My response:

I love notation. I learned to read notes before I learned to read letters. It's a native language so the question is completely moot to me. But as with any other technology, it can be used for good or evil. The locus of people thinking notation = music is pretty limited, or maybe non-existent, i.e. a straw man. My whole work as an artist is in the liminal spaces between composition/improvisation and notation/aural transmission. I don't like locating the efficacy of notation in terms of class/race, despite its origins. It never works out well. Saying any kind of literacy or technology doesn't "suit" any group of people is satanic.

Sunday, February 14, 2021

Mockingbird Court Scene

 An exchange between musicologist, Michael Lee and myself today (2/14/21).  Forgive my prose which is a bit rambling (and maybe not grammatical?):

ML: I heard someone talking on the television this morning. He claimed that watching 43 Republican jurors/senators vote to acquit Trump was like the black folks in "To Kill a Mockingbird" watching powerlessly from the gallery as the all-white jury did the inevitable and convicted Tom Robinson no matter how big a wipe out the actual trial was. I get tearful every time the black minister awakens Scout: "Stand up Miss Jean Louise. Your daddy's passing." While this wasn't entirely a story about race, it was entirely a story about race. Trump's supporters were overwhelmingly white supremacists, neo-nazis, and crackers. They are the Ewells of the story, white trash to a one. But they don't win. The Ewells got shamed in public, just as the rioters are in jail or heading there. But the well-off racist jury wins in both the story and life.
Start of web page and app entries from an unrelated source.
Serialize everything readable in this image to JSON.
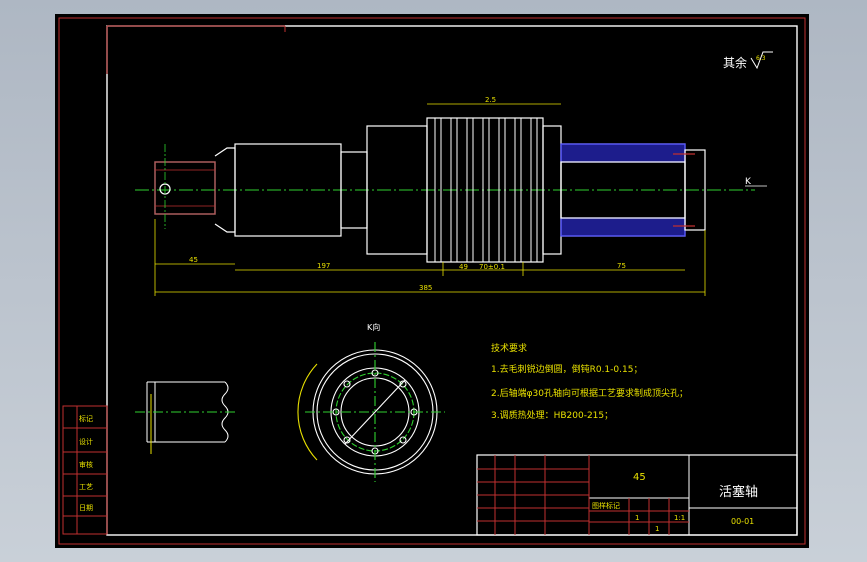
{
  "colors": {
    "outline": "#ffffff",
    "centerline": "#2fd12f",
    "dimension": "#e8e000",
    "section": "#3434ff",
    "hatch": "#5050ff",
    "frame": "#c03030"
  },
  "roughness": {
    "label": "其余",
    "value": "6.3"
  },
  "section_marker": {
    "label": "K"
  },
  "section_view": {
    "label": "K向"
  },
  "tech_requirements": {
    "title": "技术要求",
    "items": [
      "1.去毛刺锐边倒圆，倒钝R0.1-0.15；",
      "2.后轴端φ30孔轴向可根据工艺要求制成顶尖孔；",
      "3.调质热处理：HB200-215；"
    ]
  },
  "dimensions": {
    "total": "385",
    "left": "45",
    "mid": "197",
    "right": "75",
    "inner1": "49",
    "inner2": "70±0.1",
    "slot": "2.5"
  },
  "title_block": {
    "material": "45",
    "part_name": "活塞轴",
    "drawing_no": "00-01",
    "scale": "1:1",
    "sheet": "1",
    "stage_label": "图样标记",
    "qty": "1"
  },
  "left_strip": [
    "标记",
    "设计",
    "审核",
    "工艺",
    "日期"
  ],
  "window_title": ""
}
Shameful times in America never come or go, they just hang on and on.

CA: I don't know if there is net gain from this episode, but if there is some redemption of value, it might be the clarifying of what racism is, means, does etc.  I didn't grow up here so I my American history education was scant.  But it seems to me that racism is not organic, but is a strategy (conscious or systemic, maybe both) of the ruling (mostly white male) class to keep their minority rule status.  Every ruling class has to come up with some kind of mythology to keep themselves there.  The pigs have to come up with some way to get the dogs to do their bidding.  Racism has been a very easy and obvious mythology to accomplish this.  Particularly since the civil war, non-rich whites have to be prevented from finding common cause with blacks.  Thus, racism, the Klan etc.  Keep 'em busy hating other working people that look different from them and they won't notice you robbing them blind.  I'm not sure to what extent this is common knowledge among smart white people? but they sometimes don't act like it.  The demonizing of "Trump's base" as the principal cause of all of our ills (and they are, to be sure, a really unsavory, hard to love bunch) and the adherence to salvation (justification and sanctification) for smart (and mostly well off) white people from their race and class privilege through a linguistic and performative orthodoxy that they uniquely have access to, makes one wonder.  It starts to look like the intellectual class (unwittingly or not?) provides a sideshow to draw attention from the baleful and unnecessary curtailments of the first right mentioned in the Declaration among the non-rich.